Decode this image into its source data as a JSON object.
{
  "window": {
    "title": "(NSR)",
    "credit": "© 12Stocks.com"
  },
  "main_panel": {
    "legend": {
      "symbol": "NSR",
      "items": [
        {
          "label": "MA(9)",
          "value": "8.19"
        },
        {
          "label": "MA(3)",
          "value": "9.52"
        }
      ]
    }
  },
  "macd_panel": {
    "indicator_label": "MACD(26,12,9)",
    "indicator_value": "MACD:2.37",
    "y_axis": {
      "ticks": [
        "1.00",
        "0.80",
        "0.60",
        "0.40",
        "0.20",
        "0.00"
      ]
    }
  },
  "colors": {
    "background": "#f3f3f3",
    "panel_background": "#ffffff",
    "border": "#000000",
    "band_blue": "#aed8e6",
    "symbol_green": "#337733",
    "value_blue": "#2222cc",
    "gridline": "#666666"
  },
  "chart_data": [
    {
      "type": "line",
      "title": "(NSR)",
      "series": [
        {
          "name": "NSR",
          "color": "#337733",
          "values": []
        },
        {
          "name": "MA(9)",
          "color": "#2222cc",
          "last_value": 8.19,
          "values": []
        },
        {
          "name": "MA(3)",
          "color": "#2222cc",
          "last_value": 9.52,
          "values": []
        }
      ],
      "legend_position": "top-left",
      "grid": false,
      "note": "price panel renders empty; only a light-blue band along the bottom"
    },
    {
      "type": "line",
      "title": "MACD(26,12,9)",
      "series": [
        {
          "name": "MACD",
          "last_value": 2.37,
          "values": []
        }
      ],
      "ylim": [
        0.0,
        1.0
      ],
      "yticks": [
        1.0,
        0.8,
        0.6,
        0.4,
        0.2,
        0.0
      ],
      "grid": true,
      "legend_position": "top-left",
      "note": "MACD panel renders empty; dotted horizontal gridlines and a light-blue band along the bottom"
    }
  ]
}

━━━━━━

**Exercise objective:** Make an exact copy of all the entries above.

**Task response:**
Decode this image into its source data as a JSON object.
{
  "window": {
    "title": "(NSR)",
    "credit": "© 12Stocks.com"
  },
  "main_panel": {
    "legend": {
      "symbol": "NSR",
      "items": [
        {
          "label": "MA(9)",
          "value": "8.19"
        },
        {
          "label": "MA(3)",
          "value": "9.52"
        }
      ]
    }
  },
  "macd_panel": {
    "indicator_label": "MACD(26,12,9)",
    "indicator_value": "MACD:2.37",
    "y_axis": {
      "ticks": [
        "1.00",
        "0.80",
        "0.60",
        "0.40",
        "0.20",
        "0.00"
      ]
    }
  },
  "colors": {
    "background": "#f3f3f3",
    "panel_background": "#ffffff",
    "border": "#000000",
    "band_blue": "#aed8e6",
    "symbol_green": "#337733",
    "value_blue": "#2222cc",
    "gridline": "#666666"
  },
  "chart_data": [
    {
      "type": "line",
      "title": "(NSR)",
      "series": [
        {
          "name": "NSR",
          "color": "#337733",
          "values": []
        },
        {
          "name": "MA(9)",
          "color": "#2222cc",
          "last_value": 8.19,
          "values": []
        },
        {
          "name": "MA(3)",
          "color": "#2222cc",
          "last_value": 9.52,
          "values": []
        }
      ],
      "legend_position": "top-left",
      "grid": false,
      "note": "price panel renders empty; only a light-blue band along the bottom"
    },
    {
      "type": "line",
      "title": "MACD(26,12,9)",
      "series": [
        {
          "name": "MACD",
          "last_value": 2.37,
          "values": []
        }
      ],
      "ylim": [
        0.0,
        1.0
      ],
      "yticks": [
        1.0,
        0.8,
        0.6,
        0.4,
        0.2,
        0.0
      ],
      "grid": true,
      "legend_position": "top-left",
      "note": "MACD panel renders empty; dotted horizontal gridlines and a light-blue band along the bottom"
    }
  ]
}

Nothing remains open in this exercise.